I’ll admit to some surprise over how much press the college university scandal is getting. It’s proving to be a remarkable distraction from whatever it is our darling president is up to today. And have you noticed that he’s been unusually silent about the subject? Sure, his usual crew of proxies, including DTJr, have been all over it, but as far as I can tell, he’s kept his own Twitter fingers out of the fuss.
Maybe he thinks the dignity of his former position as proprietor of a pay-for-play education institution would be compromised by taking sides on the issue.
Anyway, I really am surprised about the amount of attention being paid to the story. Is anyone actually surprised that the rich have a perk denied to the rest of population?
Is it because of the high public profile of some of the accused? Everyone loves a good scandal involving well-known actresses*, right? Or is it only because of the rather staggering quantities of money involved. Twenty-five million is a significant sum of money.
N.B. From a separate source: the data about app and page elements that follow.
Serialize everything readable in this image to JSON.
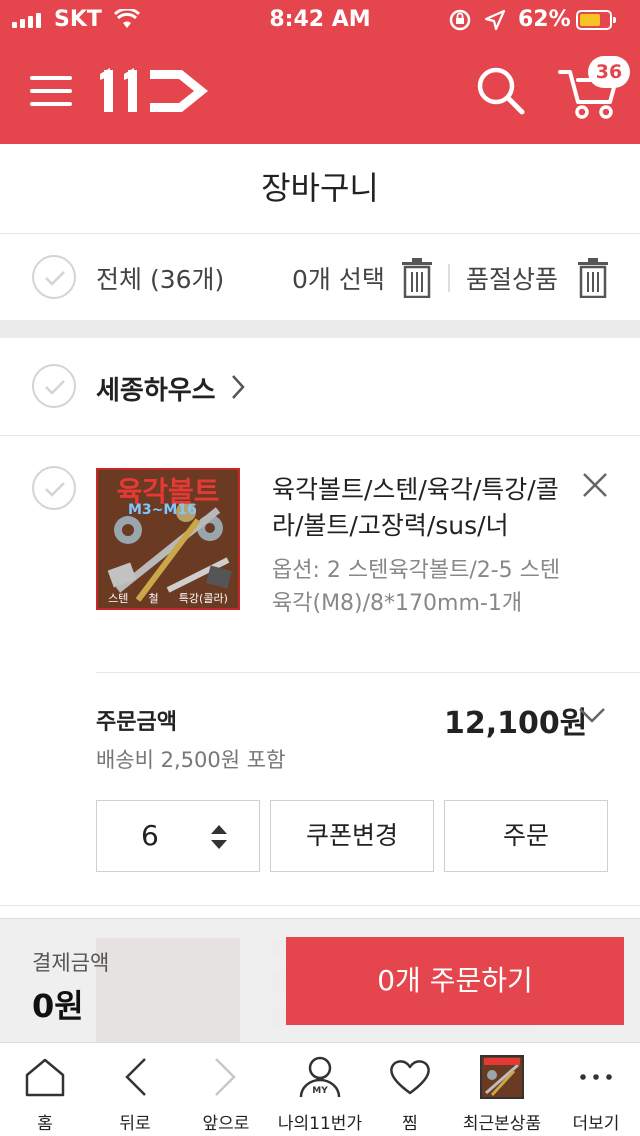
{
  "status_bar": {
    "carrier": "SKT",
    "time": "8:42 AM",
    "battery": "62%",
    "battery_level": 0.62
  },
  "header": {
    "logo_text": "11번가",
    "cart_count": "36",
    "brand_color": "#E5464D"
  },
  "page_title": "장바구니",
  "selection": {
    "all_label": "전체 (36개)",
    "selected_label": "0개 선택",
    "soldout_label": "품절상품"
  },
  "seller": {
    "name": "세종하우스"
  },
  "product": {
    "thumb_title": "육각볼트",
    "thumb_subtitle": "M3~M16",
    "thumb_tags": [
      "스텐",
      "철",
      "특강(콜라)"
    ],
    "name": "육각볼트/스텐/육각/특강/콜라/볼트/고장력/sus/너",
    "option": "옵션: 2 스텐육각볼트/2-5 스텐육각(M8)/8*170mm-1개",
    "order_amount_label": "주문금액",
    "order_amount": "12,100원",
    "shipping": "배송비 2,500원 포함",
    "quantity": "6",
    "coupon_label": "쿠폰변경",
    "order_label": "주문"
  },
  "checkout": {
    "pay_label": "결제금액",
    "pay_amount": "0원",
    "order_button": "0개 주문하기"
  },
  "bottom_nav": {
    "items": [
      {
        "label": "홈",
        "icon": "home-icon"
      },
      {
        "label": "뒤로",
        "icon": "back-icon"
      },
      {
        "label": "앞으로",
        "icon": "forward-icon"
      },
      {
        "label": "나의11번가",
        "icon": "my-icon",
        "icon_text": "MY"
      },
      {
        "label": "찜",
        "icon": "heart-icon"
      },
      {
        "label": "최근본상품",
        "icon": "recent-product-icon"
      },
      {
        "label": "더보기",
        "icon": "more-icon"
      }
    ]
  }
}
On the other hand, annual tuition at Stanford is currently around $50,000. Add in living expenses, materials, and all of the other expenses of going to school, and you realize that $25,000,000 wouldn’t even cover the costs of a four year degree for all of the students involved.
* I have to wonder if there would be as much gloating and finger pointing if the big Hollywood names were men. But I digress.
And, speaking of the students… The Chron quotes US attorney Andrew Lelling as saying “For every student admitted through fraud, an honest, genuinely talented student was rejected.” That’s arguable, but if the goal of the investigation is to seek redress for those rejected students, why are all of those fraudulently admitted still attending their schools?
Granted, most schools probably don’t have a ranked list of candidates, and even if they did, it’s far too late to offer a slot to the top few who just missed the cut because their slots had been filled via fraud. But it would free up spaces that could be added to the available pool for next year.
Come to think of it, the goal of the parents involved was to get their kids into those colleges. Even if they’re eventually convicted of crimes, the punishment is going to be in the form of fines and jail time. The children are still going to be in school, benefiting from their parents’ misdeeds. And if someone was willing and able to pay half a million bucks to get their child into an Ivy League school, are they really going to quibble about a few thousand dollars more to satisfy the justice system?
Really, though, the most vexing thing about the scandal is that the schools themselves are unlikely to see any repercussions. A few employees have been fired and more probably will. It’s vaguely possible that the universities will be fined, but even if they are, they’ll likely be a tiny fraction of their operating budgets–but a great excuse to raise tuition. Maybe the NCAA will sanction a few sports programs–but who’s going to notice a loss of scholarships or forced forfeits in sailing and other minor sports?
What’s not going to be affected is the schools’ collective reputation. None of this year’s high school seniors are going to withdraw their applications. Nobody’s going to miss out on a post-graduation job because their diploma comes from one of those schools.
That, IMNSHO, is the real scandal.